The Home Office’s new ‘High Potential Individual’ visa scheme does nothing but perpetuate the toxic, ‘good immigrant’ narrative

This week, a new ‘High Potential Individual’ visa scheme was announced by the Home Office. The idea is simple: graduates from top-performing universities outside of the UK can come to the country to work for two years, without needing a job offer beforehand. Sounds harmless, right? Except it’s anything but.

Of the selected 50 universities on the list of ‘top-performing universities’, none are in Africa, South America, the Middle East, the Caribbean, Central Asia or South Asia. The scheme also perpetuates the idea that some people are deserving of rights, while others are not, based on their economic value. On top of all of this, applicants would need to fork over thousands of pounds for the visa itself.
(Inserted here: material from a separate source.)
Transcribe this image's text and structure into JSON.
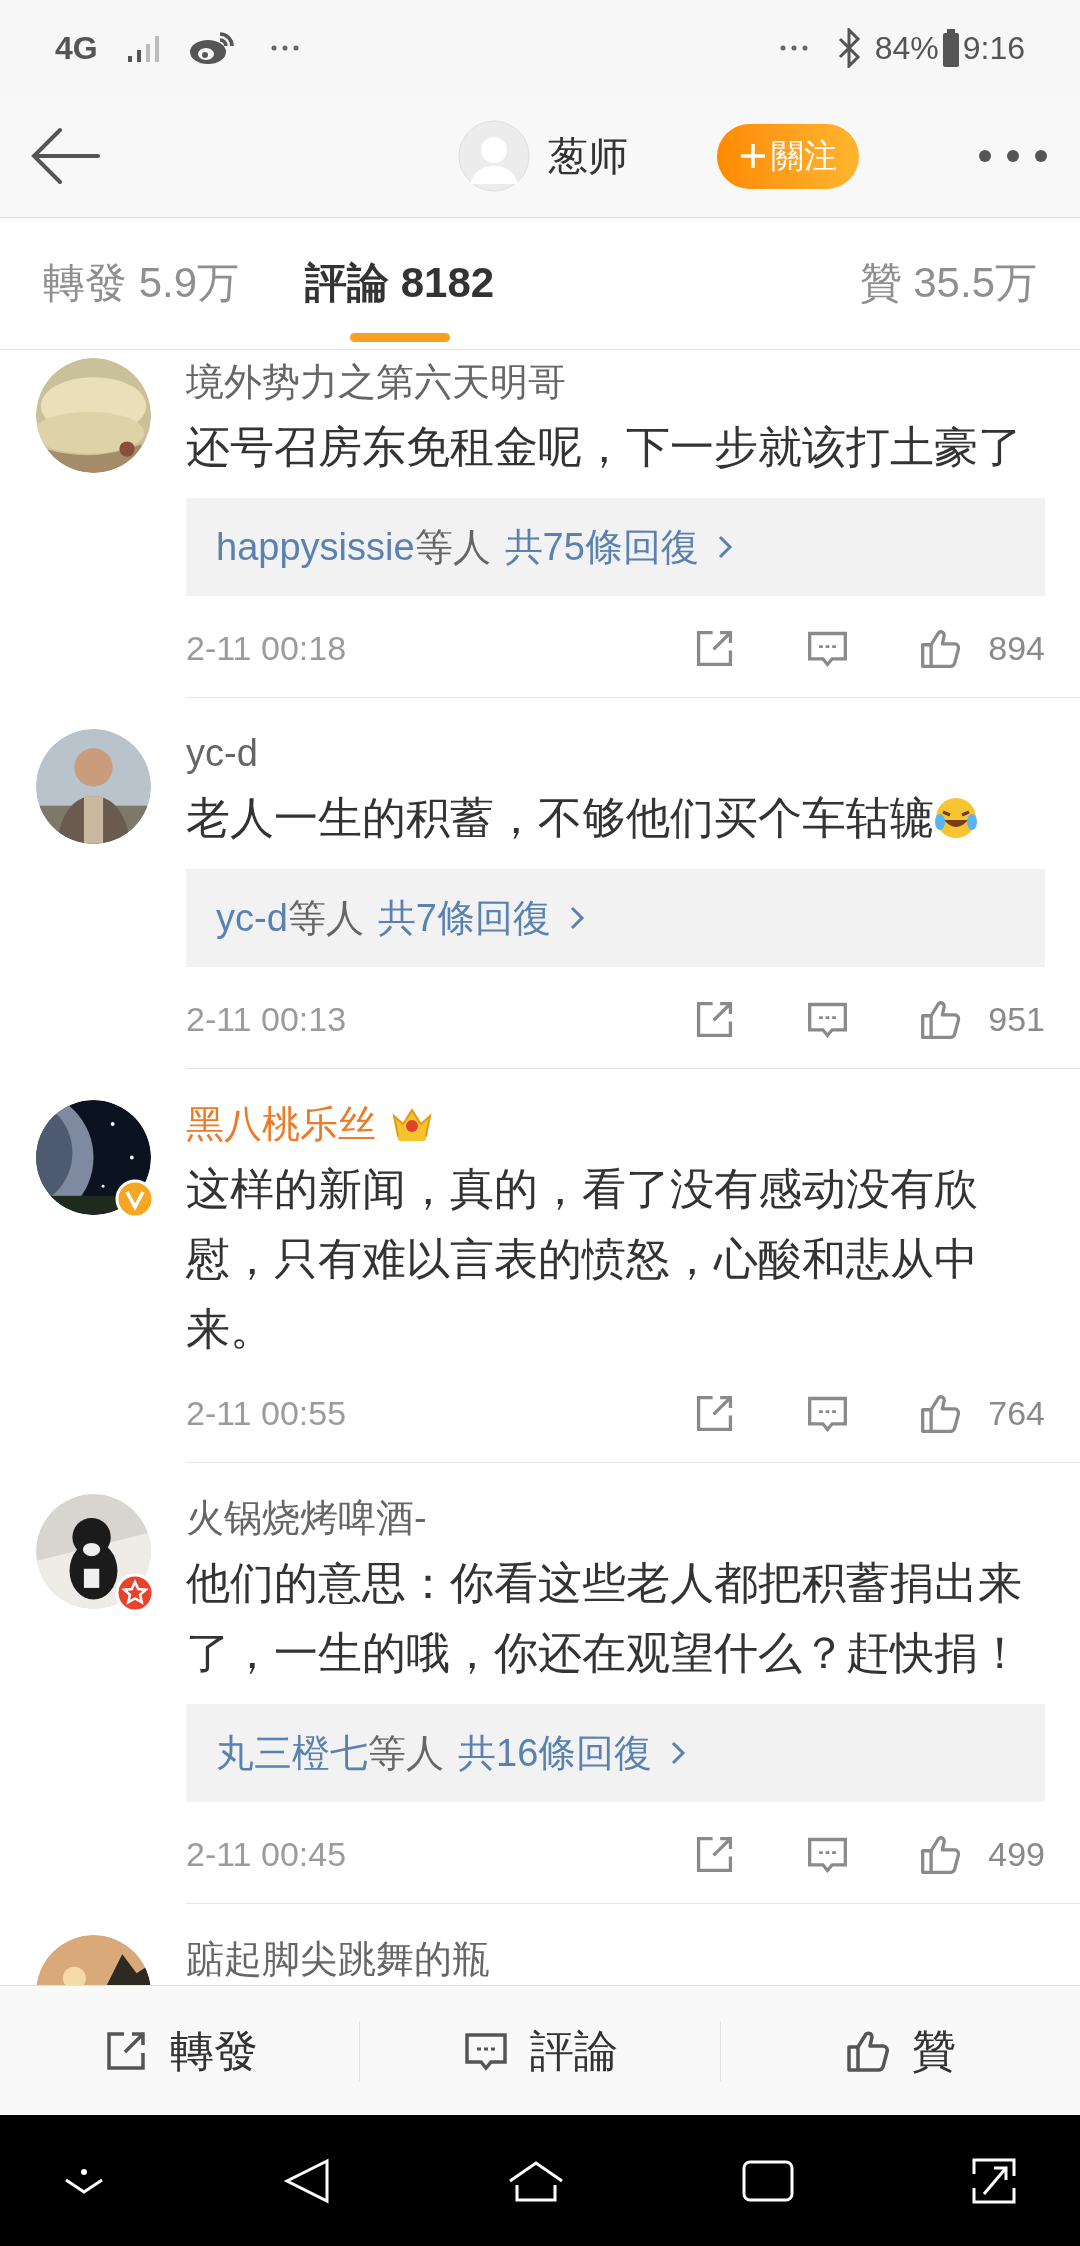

To state the obvious, Western rankings of the “top 50 selected universities” in the world are undoubtedly subject to Western-centric academic standards – hence why no institutions from the Global South even feature. Plus, the students attending these ‘top’ universities are likely to come from elite and privileged backgrounds already, with families that can help pay extortionate university and accommodation fees as well as support rising living costs. Sure, this won’t be the case for everyone – bursaries and affirmative action exist, after all – but students who access such schemes are unquestionably an exception, rather than the rule. In the UK, for example, 17 Russell Group unis have been recently accused of failing to recruit enough working class students, and the US is notorious for its inaccessible college system

Yet this is all besides the point. Every person is a ‘high potential individual’ if given the right tools to self-actualise in a well-equipped and just society. A degree from a university that appears on ranking tables doesn’t give someone more or less ‘potential’. The scheme also begs the question: ‘potential’ for what? Better access to secure work?

This harks back to when the government introduced the ‘Australian-style’ points system in 2020 to crack down on ‘low-skilled’ migrant workers just before the COVID-19 pandemic. These were the same workers who were later hailed as “heroes” during consecutive lockdowns. The Home Office similarly promised that “talented individuals” would be able to apply for a work visa under the new points-based system, stoking rhetoric about who is deserving of work and who isn’t.

“The best way to stop exploitation and undercutting at work is to pay everyone the same rate for the job and give them the same workplace rights, regardless of immigration status,” Rosa Crawford wrote for the Trades Union Congress in 2020. The same report voiced concerns that post-Brexit changes on work visas would “make it easier for employers to exploit migrant workers on insecure contracts and use them to undercut others, as well as increasing discrimination against BME communities.”

The language we use also matters. There is no such thing as ‘low-skilled’ people or jobs, as all work requires a unique set of skills. ‘Low-skilled’ implies that the onus is on the individual to gain ‘better’ skills, when it should be on employers to provide the right resources to support their workers. Similarly, the 'High Potential Individual’ visa suggests that there are also ‘low potential individuals’. Given the government’s continued racist treatment of immigrants, I’ll let you guess what groups predictably fall into this category. 

As always with the Tories, the ‘High Potential Individual’ visa scheme has to be viewed in context with all the other inhumane immigration policies they have proposed or rolled out in recent years. The Hostile Environment has put marginalised immigrants through hell and now the first group of asylum seekers are set to be deported to Rwanda on 14 June.

Increasingly, it feels like there are too many horrible things the Home Office has done (and continues to do) to list, which is why resistance is more important than ever. Whether it’s the spinning of ‘good immigrant’ narratives through new visa schemes or the illegal deportation of refugees and asylum seekers (some of whom are especially at risk due to their protected identities), all of these elitist, racist, ableist and xenophobic policies are interconnected. 

Ultimately, people shouldn’t have to justify their existence by performing arbitrary definitions of ‘success’, in order to come to the UK for long-term work. Yes, everyone can be a ‘high potential individual’, but they shouldn’t have to be in order access to secure work – and be seen as human.